Because it is a very large space, they have several temporary exhibitions, all very different and interesting. Take advantage of the end of the visit to the museum to take several photos on the outside. The view is beautiful and the photos will be wonderful 😉
Arpad Szenes Foundation – Vieira da Silva
Created with the aim of transmitting part of the work of Maria Helena Vieira da Silva to the public, the Arpad Szenes Foundation is one of the best places in Lisbon for those who want to know more about the art of Portugal. His works are extremely important for the country, and several of them had international repercussions.
The museum’s permanent collection consists of paintings, drawings, illustrations and other personal articles by the artist. The salons that receive the temporary collections tend to be full of works by Portuguese artists and also some international influences. Everything tends to be aligned with Vieira da Silva’s style!
House of Stories

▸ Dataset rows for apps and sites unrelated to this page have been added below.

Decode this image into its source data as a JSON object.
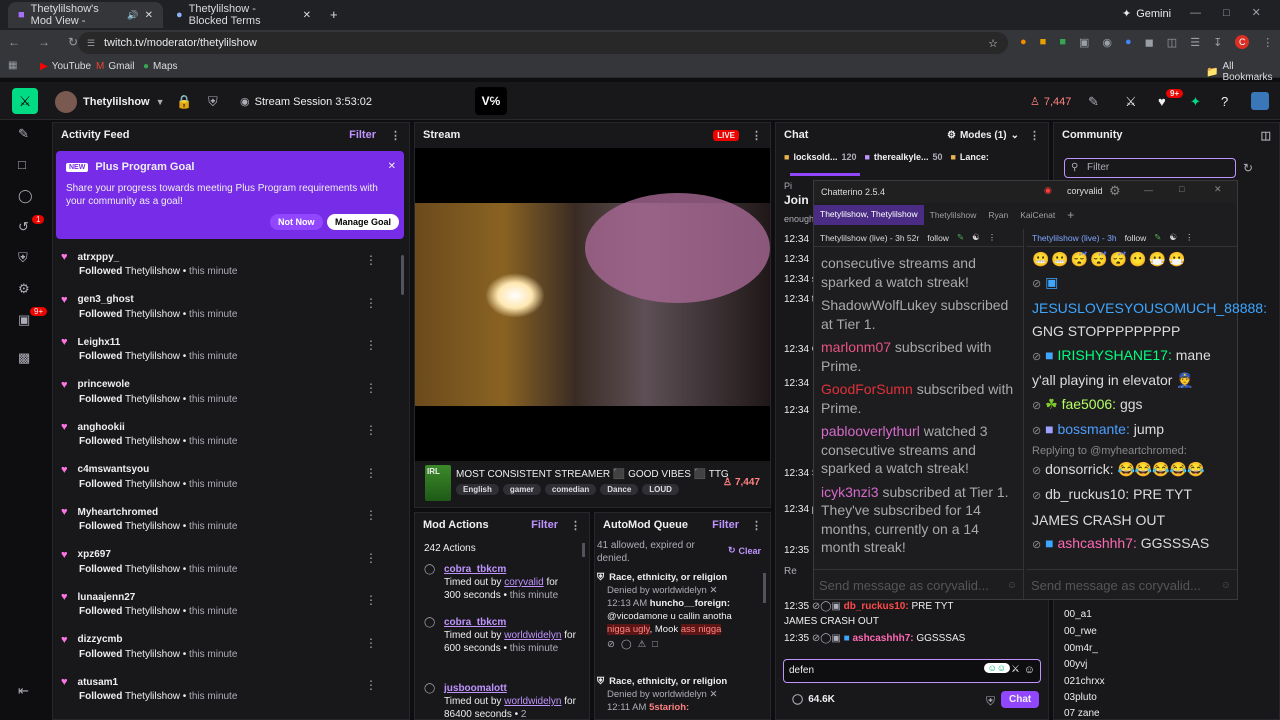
{
  "browser": {
    "tabs": [
      {
        "label": "Thetylilshow's Mod View -"
      },
      {
        "label": "Thetylilshow - Blocked Terms"
      }
    ],
    "url": "twitch.tv/moderator/thetylilshow",
    "profile_app": "Gemini",
    "profile_initial": "C",
    "bookmarks": [
      "YouTube",
      "Gmail",
      "Maps"
    ],
    "all_bookmarks": "All Bookmarks"
  },
  "topnav": {
    "channel": "Thetylilshow",
    "session": "Stream Session 3:53:02",
    "viewers": "7,447",
    "notif_badge": "9+"
  },
  "leftrail": {
    "badge_1": "1",
    "badge_2": "9+"
  },
  "activity": {
    "title": "Activity Feed",
    "filter": "Filter",
    "goal": {
      "badge": "NEW",
      "title": "Plus Program Goal",
      "body": "Share your progress towards meeting Plus Program requirements with your community as a goal!",
      "not_now": "Not Now",
      "manage": "Manage Goal"
    },
    "items": [
      {
        "user": "atrxppy_",
        "action": "Followed",
        "target": "Thetylilshow",
        "time": "this minute"
      },
      {
        "user": "gen3_ghost",
        "action": "Followed",
        "target": "Thetylilshow",
        "time": "this minute"
      },
      {
        "user": "Leighx11",
        "action": "Followed",
        "target": "Thetylilshow",
        "time": "this minute"
      },
      {
        "user": "princewole",
        "action": "Followed",
        "target": "Thetylilshow",
        "time": "this minute"
      },
      {
        "user": "anghookii",
        "action": "Followed",
        "target": "Thetylilshow",
        "time": "this minute"
      },
      {
        "user": "c4mswantsyou",
        "action": "Followed",
        "target": "Thetylilshow",
        "time": "this minute"
      },
      {
        "user": "Myheartchromed",
        "action": "Followed",
        "target": "Thetylilshow",
        "time": "this minute"
      },
      {
        "user": "xpz697",
        "action": "Followed",
        "target": "Thetylilshow",
        "time": "this minute"
      },
      {
        "user": "lunaajenn27",
        "action": "Followed",
        "target": "Thetylilshow",
        "time": "this minute"
      },
      {
        "user": "dizzycmb",
        "action": "Followed",
        "target": "Thetylilshow",
        "time": "this minute"
      },
      {
        "user": "atusam1",
        "action": "Followed",
        "target": "Thetylilshow",
        "time": "this minute"
      }
    ]
  },
  "stream": {
    "title": "Stream",
    "live": "LIVE",
    "stream_title": "MOST CONSISTENT STREAMER ⬛ GOOD VIBES ⬛ TTG",
    "viewers": "7,447",
    "tags": [
      "English",
      "gamer",
      "comedian",
      "Dance",
      "LOUD"
    ],
    "game_thumb": "IRL"
  },
  "modactions": {
    "title": "Mod Actions",
    "filter": "Filter",
    "count": "242 Actions",
    "items": [
      {
        "user": "cobra_tbkcm",
        "pre": "Timed out by",
        "by": "coryvalid",
        "dur": "for 300 seconds",
        "time": "this minute"
      },
      {
        "user": "cobra_tbkcm",
        "pre": "Timed out by",
        "by": "worldwidelyn",
        "dur": "for 600 seconds",
        "time": "this minute"
      },
      {
        "user": "jusboomalott",
        "pre": "Timed out by",
        "by": "worldwidelyn",
        "dur": "for 86400 seconds",
        "time": "2"
      }
    ]
  },
  "automod": {
    "title": "AutoMod Queue",
    "filter": "Filter",
    "status": "41 allowed, expired or denied.",
    "clear": "Clear",
    "items": [
      {
        "category": "Race, ethnicity, or religion",
        "denied": "Denied by worldwidelyn",
        "time": "12:13 AM",
        "user": "huncho__foreign:",
        "msg_a": "@vicodamone u callin anotha",
        "flag_1": "nigga ugly",
        "msg_b": ", Mook",
        "flag_2": "ass nigga"
      },
      {
        "category": "Race, ethnicity, or religion",
        "denied": "Denied by worldwidelyn",
        "time": "12:11 AM",
        "user": "5starioh:"
      }
    ]
  },
  "chat": {
    "title": "Chat",
    "modes": "Modes (1)",
    "pinned": [
      {
        "user": "locksold...",
        "count": "120"
      },
      {
        "user": "therealkyle...",
        "count": "50"
      },
      {
        "user": "Lance:",
        "count": ""
      }
    ],
    "join": "Join",
    "partial": [
      "Pi",
      "enough",
      "12:34",
      "12:34",
      "12:34 skin",
      "12:34 the ba",
      "12:34 CRAS",
      "12:34",
      "12:34",
      "12:34 STOP",
      "12:34 playin",
      "12:35",
      "Re"
    ],
    "line_1": {
      "time": "12:35",
      "user": "db_ruckus10:",
      "msg": "PRE TYT JAMES CRASH OUT"
    },
    "line_2": {
      "time": "12:35",
      "user": "ashcashhh7:",
      "msg": "GGSSSAS"
    },
    "input_value": "defen",
    "points": "64.6K",
    "chat_button": "Chat"
  },
  "community": {
    "title": "Community",
    "filter_placeholder": "Filter",
    "users": [
      "00_a1",
      "00_rwe",
      "00m4r_",
      "00yvj",
      "021chrxx",
      "03pluto",
      "07 zane"
    ]
  },
  "chatterino": {
    "version": "Chatterino 2.5.4",
    "account": "coryvalid",
    "tabs": [
      "Thetylilshow, Thetylilshow",
      "Thetylilshow",
      "Ryan",
      "KaiCenat"
    ],
    "left_header": {
      "channel": "Thetylilshow (live) - 3h 52r",
      "follow": "follow"
    },
    "right_header": {
      "channel": "Thetylilshow (live) - 3h",
      "follow": "follow"
    },
    "left_messages": [
      {
        "user": "",
        "text": "consecutive streams and sparked a watch streak!"
      },
      {
        "user": "ShadowWolfLukey",
        "text": "subscribed at Tier 1."
      },
      {
        "user": "marlonm07",
        "text": "subscribed with Prime."
      },
      {
        "user": "GoodForSumn",
        "text": "subscribed with Prime."
      },
      {
        "user": "pablooverlythurl",
        "text": "watched 3 consecutive streams and sparked a watch streak!"
      },
      {
        "user": "icyk3nzi3",
        "text": "subscribed at Tier 1. They've subscribed for 14 months, currently on a 14 month streak!"
      }
    ],
    "right_messages": [
      {
        "user": "JESUSLOVESYOUSOMUCH_88888:",
        "text": "GNG STOPPPPPPPPP",
        "color": "#3ea6ff"
      },
      {
        "user": "IRISHYSHANE17:",
        "text": "mane y'all playing in elevator",
        "color": "#00ff7f"
      },
      {
        "user": "fae5006:",
        "text": "ggs",
        "color": "#b4ff64"
      },
      {
        "user": "bossmante:",
        "text": "jump",
        "color": "#4d9fff"
      },
      {
        "reply": "Replying to @myheartchromed:",
        "user": "donsorrick:",
        "text": "",
        "color": "#dcdcdc"
      },
      {
        "user": "db_ruckus10:",
        "text": "PRE TYT JAMES CRASH OUT",
        "color": "#dcdcdc"
      },
      {
        "user": "ashcashhh7:",
        "text": "GGSSSAS",
        "color": "#ff69b4"
      }
    ],
    "input_placeholder": "Send message as coryvalid..."
  }
}
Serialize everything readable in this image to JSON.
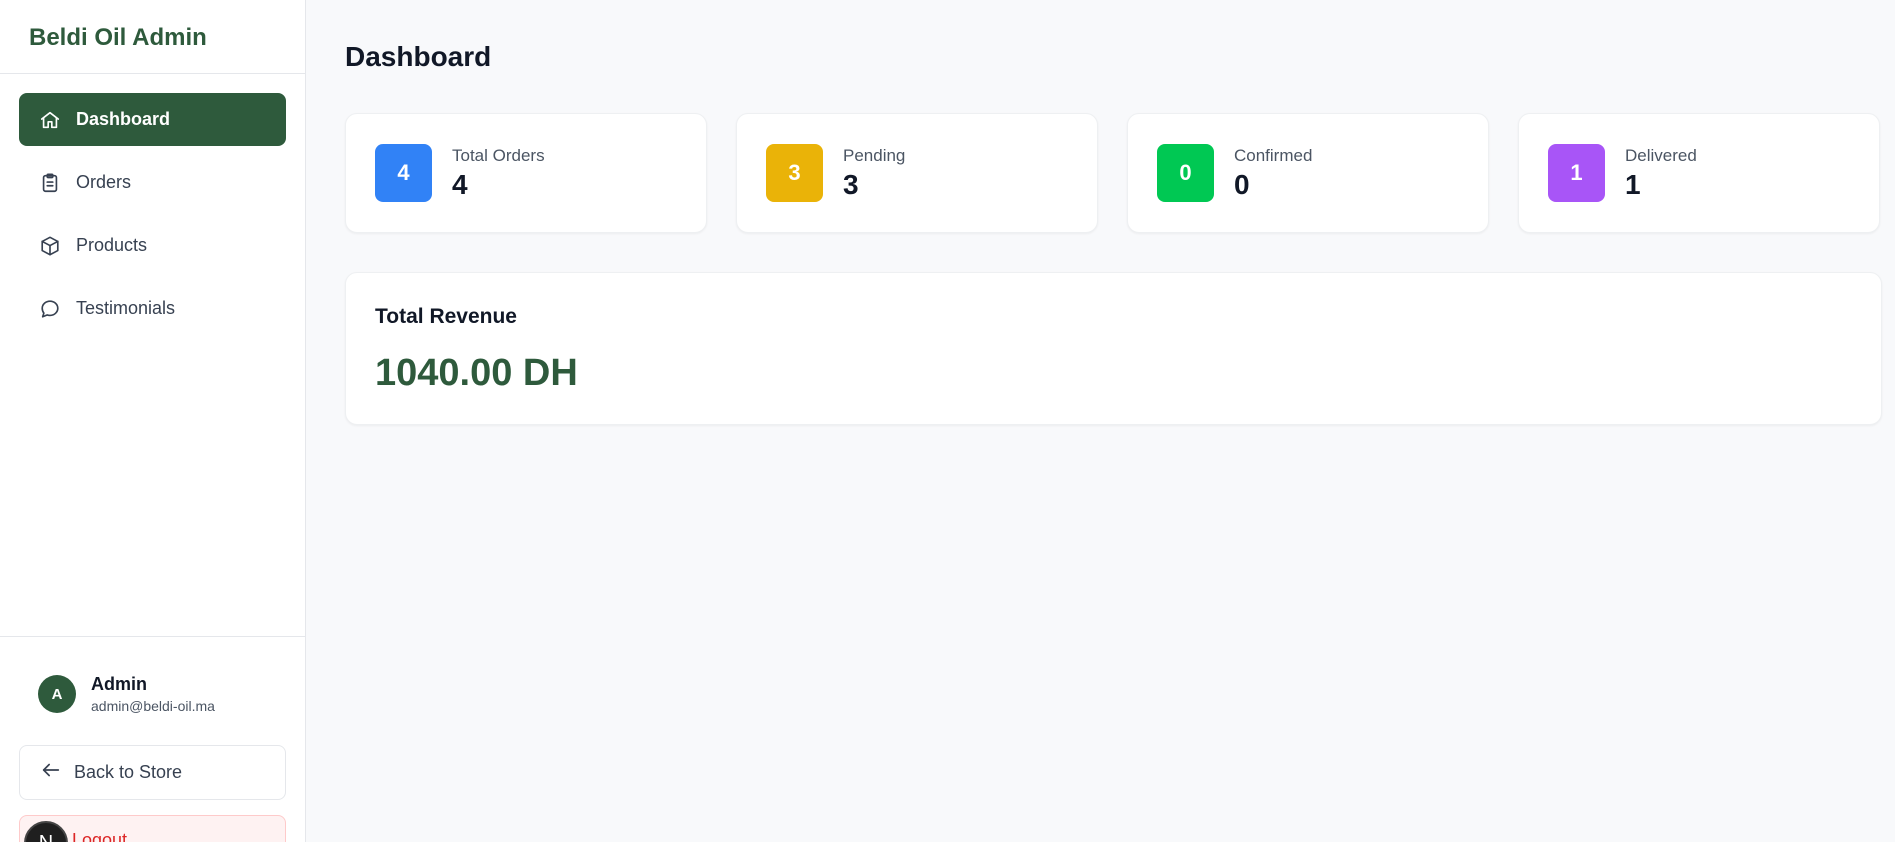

The Casa das Histórias museum may not have the largest collection in Lisbon, but it is just as interesting as the others. The shape of his architecture is very peculiar, somewhat reminiscent of two large pyramids. The project was made by the Portuguese architect Eduardo Souto de Moura, who has already designed buildings for different parts of Europe.
The collection consists of works by artist Paula Rego, who donated all of her work to the museum. Many of them are unpublished, never exposed before by the artist. The entire museum revolves around the artist, and the permanent exhibitions are also related to her. Generally, each room seeks to show different perspectives of the works and a more interactive way of exposing the pieces to visitors.
If you enjoy cinema and objects related to this universe, do not leave the Cinemateca de Lisboa out of your script. She was created in the 50s and since then she keeps and disseminates pieces related to cinema. Although it also has films, photographs and other international articles, much of the local collection is made up of national production.
The permanent exhibition tells a little about the history of cinema through cameras, tapes and other creations that allowed all technological advances in this area. Temporary exhibitions usually bring more information about Portuguese cinema and are used to change regularly!
Belém Cultural Center
Even though it is not exactly a museum, the Centro Cultural de Belém could not be left out of that list. Their program is very varied, with art, music, dance, cinema and several other themes focused on the cultural part.
His architecture is also beautiful, with huge windows and walls on the outside reminiscent of old bricks used to build castles, you know? This is a great option for those who enjoy art-oriented activities and are interested in knowing more about what the Portuguese are consuming.
Did you like the museums? Even those who do not enjoy this type of tour should add one or two places like these to the itinerary, because they make all the difference to understand more about the place you are visiting and learn a little about their culture 😉